§ WORK ORDER
Filter this data down to the lines that hold "JSON", and copy them.

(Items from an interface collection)
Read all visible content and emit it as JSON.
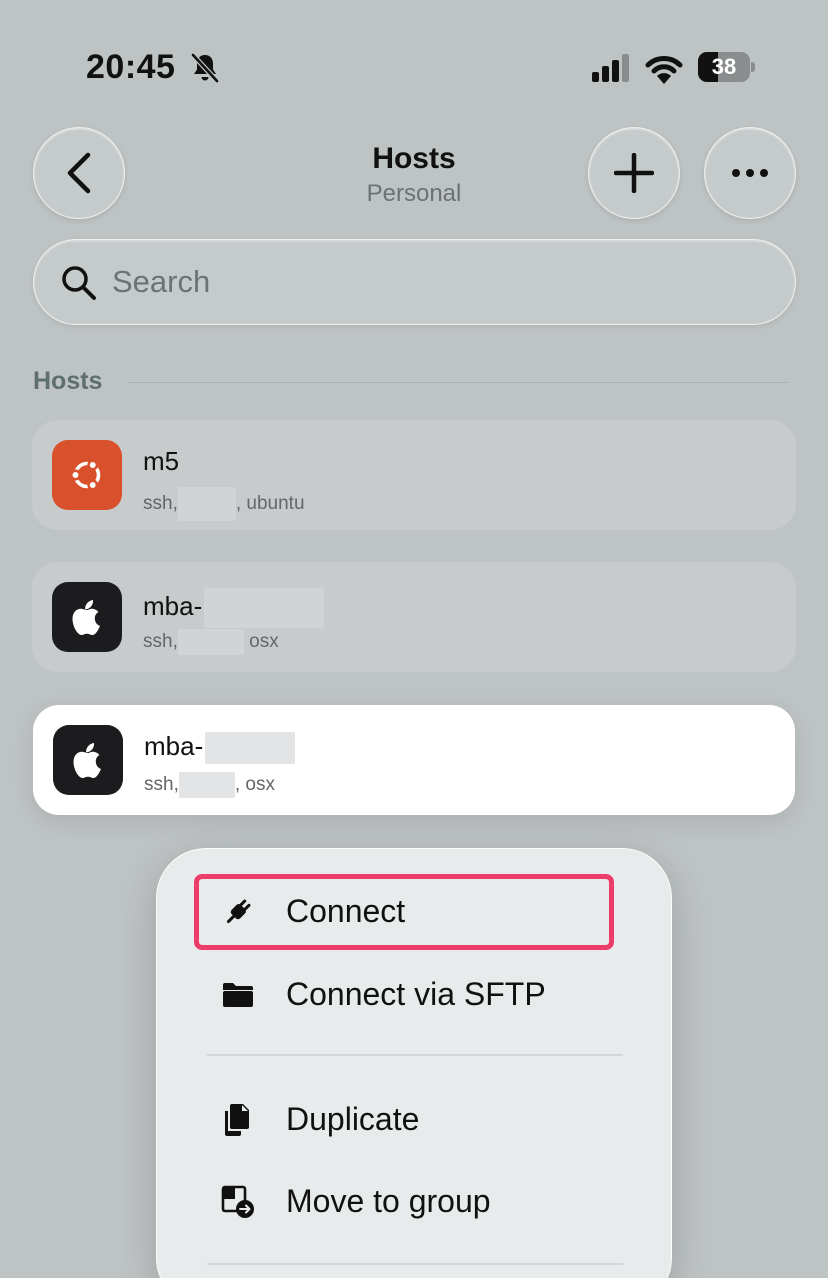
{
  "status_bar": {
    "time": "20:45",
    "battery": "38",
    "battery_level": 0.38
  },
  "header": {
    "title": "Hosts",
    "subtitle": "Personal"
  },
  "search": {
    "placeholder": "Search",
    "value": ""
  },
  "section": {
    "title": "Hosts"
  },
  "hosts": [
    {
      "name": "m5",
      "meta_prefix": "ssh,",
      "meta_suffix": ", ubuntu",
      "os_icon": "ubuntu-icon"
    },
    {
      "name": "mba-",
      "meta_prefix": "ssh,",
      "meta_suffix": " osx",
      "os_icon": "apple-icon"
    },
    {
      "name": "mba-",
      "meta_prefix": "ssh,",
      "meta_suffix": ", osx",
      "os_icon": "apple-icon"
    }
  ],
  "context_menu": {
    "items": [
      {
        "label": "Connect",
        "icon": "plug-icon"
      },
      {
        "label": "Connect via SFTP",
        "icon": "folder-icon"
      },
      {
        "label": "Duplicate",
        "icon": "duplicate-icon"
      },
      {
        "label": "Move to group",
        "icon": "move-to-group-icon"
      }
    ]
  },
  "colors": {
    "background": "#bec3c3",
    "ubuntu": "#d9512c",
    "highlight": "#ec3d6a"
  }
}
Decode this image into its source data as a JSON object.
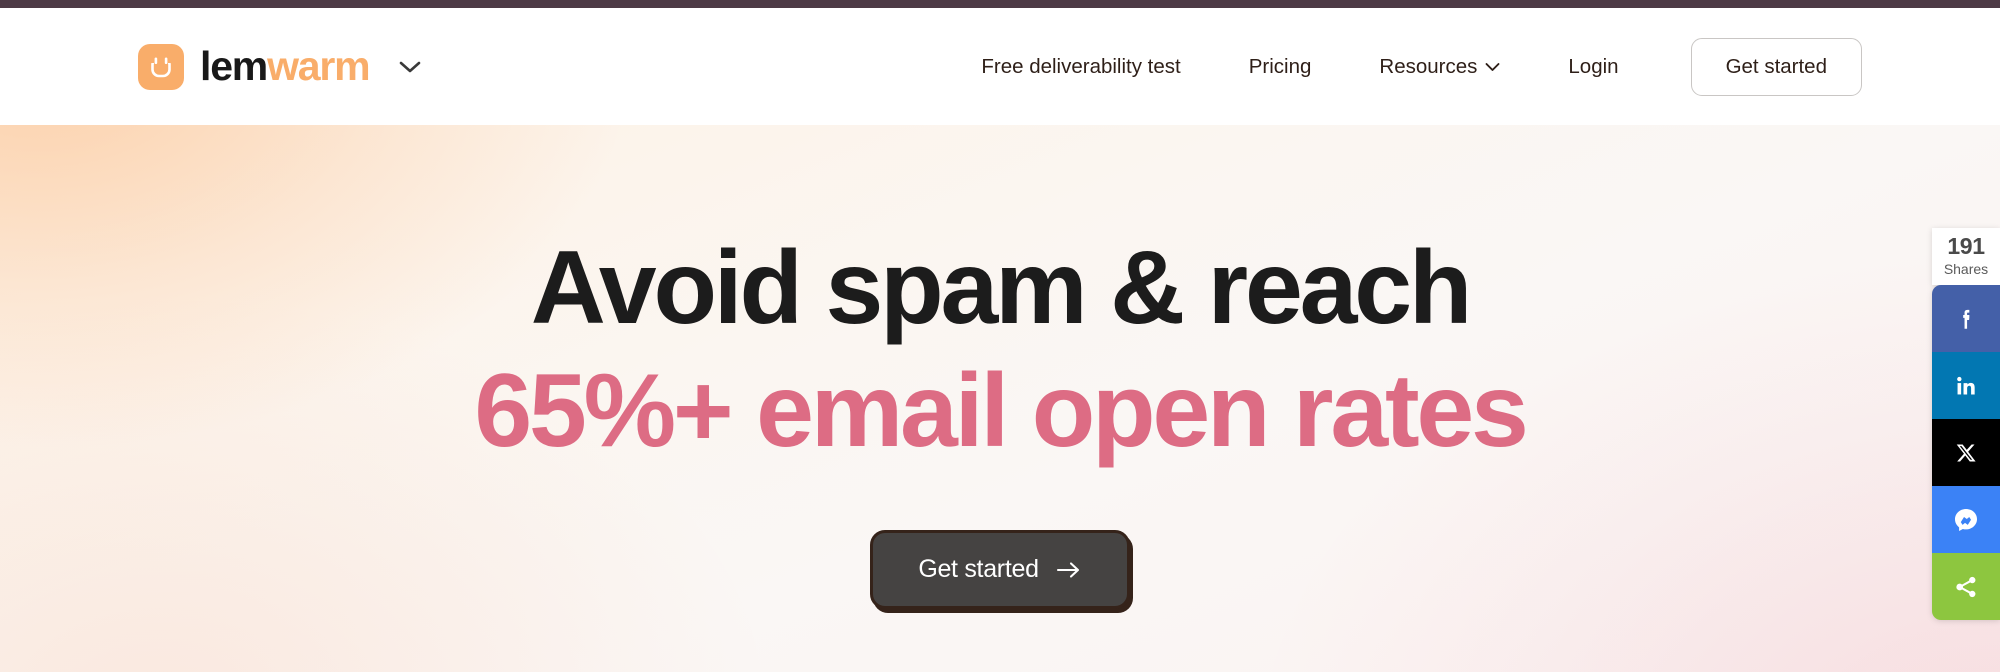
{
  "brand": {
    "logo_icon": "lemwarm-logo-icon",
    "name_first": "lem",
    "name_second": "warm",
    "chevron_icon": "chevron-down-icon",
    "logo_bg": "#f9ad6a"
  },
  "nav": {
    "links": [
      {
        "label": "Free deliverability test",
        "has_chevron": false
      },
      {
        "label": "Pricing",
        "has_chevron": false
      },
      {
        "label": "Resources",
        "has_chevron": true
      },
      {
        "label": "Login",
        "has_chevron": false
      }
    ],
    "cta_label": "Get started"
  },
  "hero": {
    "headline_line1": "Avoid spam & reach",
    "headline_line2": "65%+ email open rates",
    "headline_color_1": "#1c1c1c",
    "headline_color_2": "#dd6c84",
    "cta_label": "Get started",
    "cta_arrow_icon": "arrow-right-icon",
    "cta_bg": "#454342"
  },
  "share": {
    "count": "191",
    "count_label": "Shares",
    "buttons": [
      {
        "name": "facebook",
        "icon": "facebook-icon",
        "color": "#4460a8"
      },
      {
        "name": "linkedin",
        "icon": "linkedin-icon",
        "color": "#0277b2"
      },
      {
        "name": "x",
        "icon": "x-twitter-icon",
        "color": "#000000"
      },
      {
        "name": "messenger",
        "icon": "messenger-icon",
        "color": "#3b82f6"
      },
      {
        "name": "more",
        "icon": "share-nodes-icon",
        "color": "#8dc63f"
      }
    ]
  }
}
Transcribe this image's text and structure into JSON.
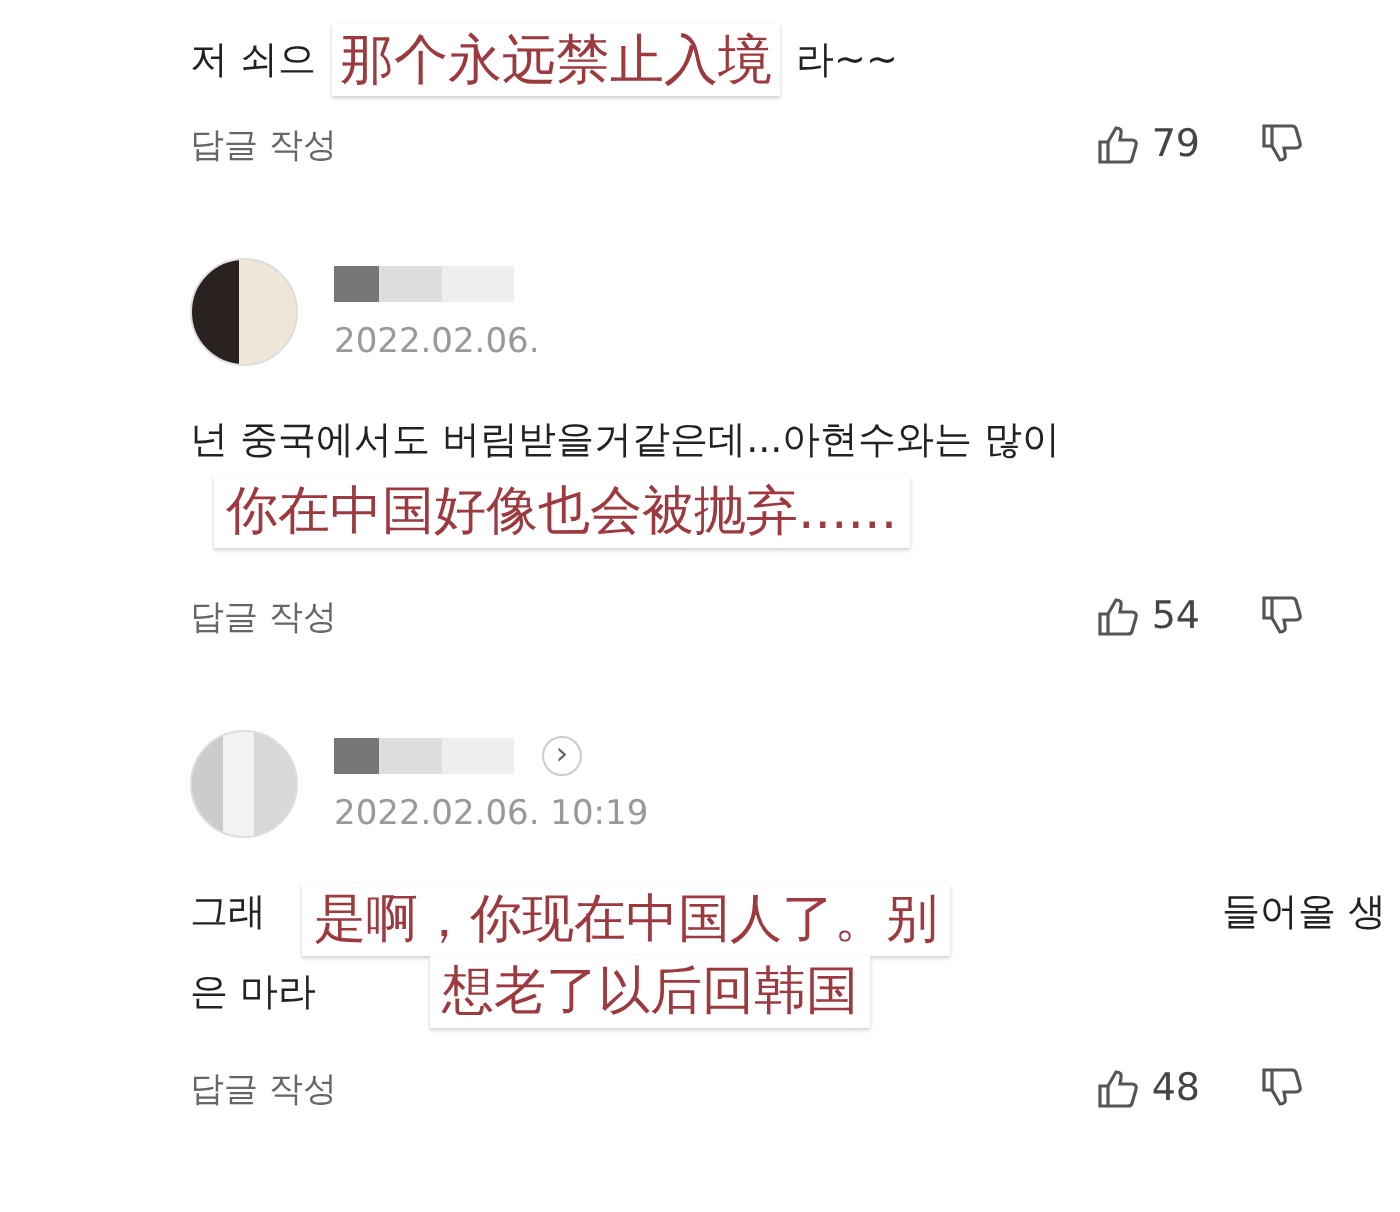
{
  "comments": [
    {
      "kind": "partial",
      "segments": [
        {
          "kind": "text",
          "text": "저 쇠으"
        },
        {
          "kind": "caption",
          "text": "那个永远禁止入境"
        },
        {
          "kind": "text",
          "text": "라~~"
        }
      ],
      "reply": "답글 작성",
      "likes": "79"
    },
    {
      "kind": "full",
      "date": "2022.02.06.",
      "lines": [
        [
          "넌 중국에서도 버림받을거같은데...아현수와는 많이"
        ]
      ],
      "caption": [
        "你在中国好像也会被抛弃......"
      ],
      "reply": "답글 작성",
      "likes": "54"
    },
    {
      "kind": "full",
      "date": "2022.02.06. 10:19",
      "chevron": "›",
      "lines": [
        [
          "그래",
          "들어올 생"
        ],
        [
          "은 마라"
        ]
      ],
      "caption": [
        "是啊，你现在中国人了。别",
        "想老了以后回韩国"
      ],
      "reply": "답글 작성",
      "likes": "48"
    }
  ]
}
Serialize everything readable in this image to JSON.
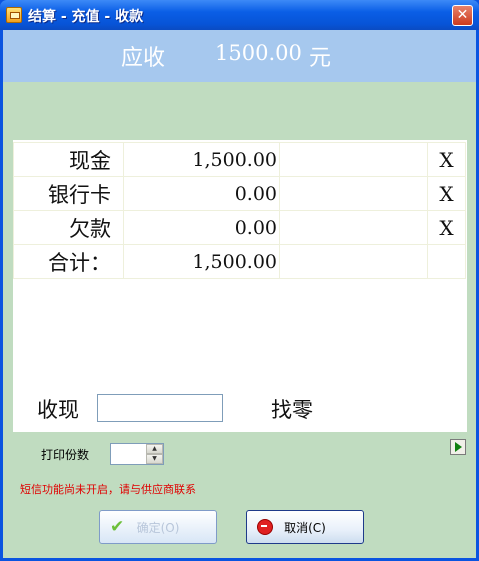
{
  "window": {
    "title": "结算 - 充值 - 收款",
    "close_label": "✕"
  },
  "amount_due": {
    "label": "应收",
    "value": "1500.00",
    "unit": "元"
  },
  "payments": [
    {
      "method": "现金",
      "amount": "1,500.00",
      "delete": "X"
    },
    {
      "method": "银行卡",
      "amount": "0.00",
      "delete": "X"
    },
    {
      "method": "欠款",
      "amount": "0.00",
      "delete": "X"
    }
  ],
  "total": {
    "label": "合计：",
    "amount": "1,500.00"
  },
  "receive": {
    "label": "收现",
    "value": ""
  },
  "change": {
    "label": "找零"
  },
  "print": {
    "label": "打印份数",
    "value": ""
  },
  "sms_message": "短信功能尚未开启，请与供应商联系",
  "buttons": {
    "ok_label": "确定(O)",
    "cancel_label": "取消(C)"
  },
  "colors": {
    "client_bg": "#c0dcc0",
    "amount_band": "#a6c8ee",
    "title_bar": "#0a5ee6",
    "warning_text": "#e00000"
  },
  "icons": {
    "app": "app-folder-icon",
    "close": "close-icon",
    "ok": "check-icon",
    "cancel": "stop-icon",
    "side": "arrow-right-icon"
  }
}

§ EXERCISE RESPONSE
Read all visible content and emit it as JSON.
Decode this image into its source data as a JSON object.
Transcribe this image's text and structure into JSON.
Serialize everything readable in this image to JSON.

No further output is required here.